## MATERIAL PROVIDED
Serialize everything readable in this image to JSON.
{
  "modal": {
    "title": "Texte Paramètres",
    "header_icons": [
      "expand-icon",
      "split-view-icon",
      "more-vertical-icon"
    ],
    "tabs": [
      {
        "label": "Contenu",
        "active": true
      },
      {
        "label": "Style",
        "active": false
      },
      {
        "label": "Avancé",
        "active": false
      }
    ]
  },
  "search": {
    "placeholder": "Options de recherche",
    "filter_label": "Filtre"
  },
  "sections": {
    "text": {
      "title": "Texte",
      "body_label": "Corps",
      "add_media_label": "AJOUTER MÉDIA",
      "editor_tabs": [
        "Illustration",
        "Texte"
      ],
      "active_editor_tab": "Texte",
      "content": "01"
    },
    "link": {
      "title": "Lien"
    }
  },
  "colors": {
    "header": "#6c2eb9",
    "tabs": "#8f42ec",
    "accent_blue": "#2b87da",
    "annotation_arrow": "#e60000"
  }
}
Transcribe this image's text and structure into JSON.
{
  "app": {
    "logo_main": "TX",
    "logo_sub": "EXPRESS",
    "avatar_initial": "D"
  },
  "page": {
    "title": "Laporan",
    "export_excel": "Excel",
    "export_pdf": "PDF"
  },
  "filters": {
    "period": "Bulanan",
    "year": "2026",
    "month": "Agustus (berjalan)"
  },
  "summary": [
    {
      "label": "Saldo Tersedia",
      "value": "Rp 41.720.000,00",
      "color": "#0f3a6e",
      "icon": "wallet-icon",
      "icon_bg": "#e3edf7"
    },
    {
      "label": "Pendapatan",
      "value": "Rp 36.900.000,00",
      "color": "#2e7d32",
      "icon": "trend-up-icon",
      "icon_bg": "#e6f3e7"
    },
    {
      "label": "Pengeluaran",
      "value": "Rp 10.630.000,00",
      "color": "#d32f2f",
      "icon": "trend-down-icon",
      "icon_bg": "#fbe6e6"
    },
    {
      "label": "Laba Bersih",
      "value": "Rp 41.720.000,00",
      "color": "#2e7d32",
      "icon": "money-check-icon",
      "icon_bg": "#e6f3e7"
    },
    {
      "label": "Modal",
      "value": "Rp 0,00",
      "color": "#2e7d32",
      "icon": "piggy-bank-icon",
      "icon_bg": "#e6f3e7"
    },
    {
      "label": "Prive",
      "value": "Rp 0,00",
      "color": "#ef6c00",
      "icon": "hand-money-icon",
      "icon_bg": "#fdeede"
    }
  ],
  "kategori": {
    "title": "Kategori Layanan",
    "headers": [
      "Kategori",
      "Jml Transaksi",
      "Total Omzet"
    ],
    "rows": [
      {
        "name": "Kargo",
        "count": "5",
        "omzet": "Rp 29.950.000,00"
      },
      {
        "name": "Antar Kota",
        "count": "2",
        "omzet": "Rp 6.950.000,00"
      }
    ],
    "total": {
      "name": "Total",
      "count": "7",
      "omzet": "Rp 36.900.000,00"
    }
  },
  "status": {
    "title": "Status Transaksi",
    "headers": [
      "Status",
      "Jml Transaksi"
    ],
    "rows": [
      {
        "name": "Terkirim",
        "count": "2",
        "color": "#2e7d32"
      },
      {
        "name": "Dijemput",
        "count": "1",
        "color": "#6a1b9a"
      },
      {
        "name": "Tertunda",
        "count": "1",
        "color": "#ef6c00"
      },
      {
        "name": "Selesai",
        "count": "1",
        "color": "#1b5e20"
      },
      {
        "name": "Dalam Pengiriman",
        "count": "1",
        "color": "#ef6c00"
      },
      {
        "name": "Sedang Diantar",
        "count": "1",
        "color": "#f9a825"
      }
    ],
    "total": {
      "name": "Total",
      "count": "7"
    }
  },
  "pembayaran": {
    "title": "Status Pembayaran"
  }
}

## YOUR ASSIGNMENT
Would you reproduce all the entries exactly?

## ANSWER TO THE EXERCISE
Serialize everything readable in this image to JSON.
{
  "modal": {
    "title": "Texte Paramètres",
    "header_icons": [
      "expand-icon",
      "split-view-icon",
      "more-vertical-icon"
    ],
    "tabs": [
      {
        "label": "Contenu",
        "active": true
      },
      {
        "label": "Style",
        "active": false
      },
      {
        "label": "Avancé",
        "active": false
      }
    ]
  },
  "search": {
    "placeholder": "Options de recherche",
    "filter_label": "Filtre"
  },
  "sections": {
    "text": {
      "title": "Texte",
      "body_label": "Corps",
      "add_media_label": "AJOUTER MÉDIA",
      "editor_tabs": [
        "Illustration",
        "Texte"
      ],
      "active_editor_tab": "Texte",
      "content": "01"
    },
    "link": {
      "title": "Lien"
    }
  },
  "colors": {
    "header": "#6c2eb9",
    "tabs": "#8f42ec",
    "accent_blue": "#2b87da",
    "annotation_arrow": "#e60000"
  }
}
Transcribe this image's text and structure into JSON.
{
  "app": {
    "logo_main": "TX",
    "logo_sub": "EXPRESS",
    "avatar_initial": "D"
  },
  "page": {
    "title": "Laporan",
    "export_excel": "Excel",
    "export_pdf": "PDF"
  },
  "filters": {
    "period": "Bulanan",
    "year": "2026",
    "month": "Agustus (berjalan)"
  },
  "summary": [
    {
      "label": "Saldo Tersedia",
      "value": "Rp 41.720.000,00",
      "color": "#0f3a6e",
      "icon": "wallet-icon",
      "icon_bg": "#e3edf7"
    },
    {
      "label": "Pendapatan",
      "value": "Rp 36.900.000,00",
      "color": "#2e7d32",
      "icon": "trend-up-icon",
      "icon_bg": "#e6f3e7"
    },
    {
      "label": "Pengeluaran",
      "value": "Rp 10.630.000,00",
      "color": "#d32f2f",
      "icon": "trend-down-icon",
      "icon_bg": "#fbe6e6"
    },
    {
      "label": "Laba Bersih",
      "value": "Rp 41.720.000,00",
      "color": "#2e7d32",
      "icon": "money-check-icon",
      "icon_bg": "#e6f3e7"
    },
    {
      "label": "Modal",
      "value": "Rp 0,00",
      "color": "#2e7d32",
      "icon": "piggy-bank-icon",
      "icon_bg": "#e6f3e7"
    },
    {
      "label": "Prive",
      "value": "Rp 0,00",
      "color": "#ef6c00",
      "icon": "hand-money-icon",
      "icon_bg": "#fdeede"
    }
  ],
  "kategori": {
    "title": "Kategori Layanan",
    "headers": [
      "Kategori",
      "Jml Transaksi",
      "Total Omzet"
    ],
    "rows": [
      {
        "name": "Kargo",
        "count": "5",
        "omzet": "Rp 29.950.000,00"
      },
      {
        "name": "Antar Kota",
        "count": "2",
        "omzet": "Rp 6.950.000,00"
      }
    ],
    "total": {
      "name": "Total",
      "count": "7",
      "omzet": "Rp 36.900.000,00"
    }
  },
  "status": {
    "title": "Status Transaksi",
    "headers": [
      "Status",
      "Jml Transaksi"
    ],
    "rows": [
      {
        "name": "Terkirim",
        "count": "2",
        "color": "#2e7d32"
      },
      {
        "name": "Dijemput",
        "count": "1",
        "color": "#6a1b9a"
      },
      {
        "name": "Tertunda",
        "count": "1",
        "color": "#ef6c00"
      },
      {
        "name": "Selesai",
        "count": "1",
        "color": "#1b5e20"
      },
      {
        "name": "Dalam Pengiriman",
        "count": "1",
        "color": "#ef6c00"
      },
      {
        "name": "Sedang Diantar",
        "count": "1",
        "color": "#f9a825"
      }
    ],
    "total": {
      "name": "Total",
      "count": "7"
    }
  },
  "pembayaran": {
    "title": "Status Pembayaran"
  }
}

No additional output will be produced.